[Start of section]
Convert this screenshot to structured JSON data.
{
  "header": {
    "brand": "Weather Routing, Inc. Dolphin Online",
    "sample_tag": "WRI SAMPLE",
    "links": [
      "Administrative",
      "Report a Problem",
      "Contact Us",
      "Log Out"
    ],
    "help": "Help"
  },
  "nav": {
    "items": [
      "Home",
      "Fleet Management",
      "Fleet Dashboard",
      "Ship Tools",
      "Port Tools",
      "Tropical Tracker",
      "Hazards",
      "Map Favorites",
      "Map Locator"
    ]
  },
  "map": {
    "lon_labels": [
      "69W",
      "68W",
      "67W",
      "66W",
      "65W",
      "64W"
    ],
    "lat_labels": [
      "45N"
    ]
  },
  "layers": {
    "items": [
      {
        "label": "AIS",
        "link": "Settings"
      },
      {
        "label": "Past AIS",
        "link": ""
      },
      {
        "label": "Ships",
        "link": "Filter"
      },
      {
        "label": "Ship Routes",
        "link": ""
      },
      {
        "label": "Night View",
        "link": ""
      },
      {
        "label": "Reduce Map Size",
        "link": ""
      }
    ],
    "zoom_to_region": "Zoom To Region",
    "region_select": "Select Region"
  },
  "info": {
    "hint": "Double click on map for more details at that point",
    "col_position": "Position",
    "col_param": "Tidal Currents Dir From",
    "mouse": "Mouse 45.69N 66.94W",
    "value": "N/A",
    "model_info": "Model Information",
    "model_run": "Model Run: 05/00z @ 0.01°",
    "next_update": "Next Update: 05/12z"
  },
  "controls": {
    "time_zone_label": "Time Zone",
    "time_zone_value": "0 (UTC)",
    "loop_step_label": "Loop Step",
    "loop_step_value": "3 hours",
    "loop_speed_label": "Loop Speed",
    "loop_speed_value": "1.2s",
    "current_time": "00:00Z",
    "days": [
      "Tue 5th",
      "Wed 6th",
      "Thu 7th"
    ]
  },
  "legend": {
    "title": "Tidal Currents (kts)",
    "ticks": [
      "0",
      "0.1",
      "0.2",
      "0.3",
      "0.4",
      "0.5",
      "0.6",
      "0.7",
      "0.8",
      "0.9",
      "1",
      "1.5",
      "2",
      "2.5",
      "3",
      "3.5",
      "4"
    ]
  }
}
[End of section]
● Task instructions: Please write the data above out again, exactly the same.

● Output of the task:
Convert this screenshot to structured JSON data.
{
  "header": {
    "brand": "Weather Routing, Inc. Dolphin Online",
    "sample_tag": "WRI SAMPLE",
    "links": [
      "Administrative",
      "Report a Problem",
      "Contact Us",
      "Log Out"
    ],
    "help": "Help"
  },
  "nav": {
    "items": [
      "Home",
      "Fleet Management",
      "Fleet Dashboard",
      "Ship Tools",
      "Port Tools",
      "Tropical Tracker",
      "Hazards",
      "Map Favorites",
      "Map Locator"
    ]
  },
  "map": {
    "lon_labels": [
      "69W",
      "68W",
      "67W",
      "66W",
      "65W",
      "64W"
    ],
    "lat_labels": [
      "45N"
    ]
  },
  "layers": {
    "items": [
      {
        "label": "AIS",
        "link": "Settings"
      },
      {
        "label": "Past AIS",
        "link": ""
      },
      {
        "label": "Ships",
        "link": "Filter"
      },
      {
        "label": "Ship Routes",
        "link": ""
      },
      {
        "label": "Night View",
        "link": ""
      },
      {
        "label": "Reduce Map Size",
        "link": ""
      }
    ],
    "zoom_to_region": "Zoom To Region",
    "region_select": "Select Region"
  },
  "info": {
    "hint": "Double click on map for more details at that point",
    "col_position": "Position",
    "col_param": "Tidal Currents Dir From",
    "mouse": "Mouse 45.69N 66.94W",
    "value": "N/A",
    "model_info": "Model Information",
    "model_run": "Model Run: 05/00z @ 0.01°",
    "next_update": "Next Update: 05/12z"
  },
  "controls": {
    "time_zone_label": "Time Zone",
    "time_zone_value": "0 (UTC)",
    "loop_step_label": "Loop Step",
    "loop_step_value": "3 hours",
    "loop_speed_label": "Loop Speed",
    "loop_speed_value": "1.2s",
    "current_time": "00:00Z",
    "days": [
      "Tue 5th",
      "Wed 6th",
      "Thu 7th"
    ]
  },
  "legend": {
    "title": "Tidal Currents (kts)",
    "ticks": [
      "0",
      "0.1",
      "0.2",
      "0.3",
      "0.4",
      "0.5",
      "0.6",
      "0.7",
      "0.8",
      "0.9",
      "1",
      "1.5",
      "2",
      "2.5",
      "3",
      "3.5",
      "4"
    ]
  }
}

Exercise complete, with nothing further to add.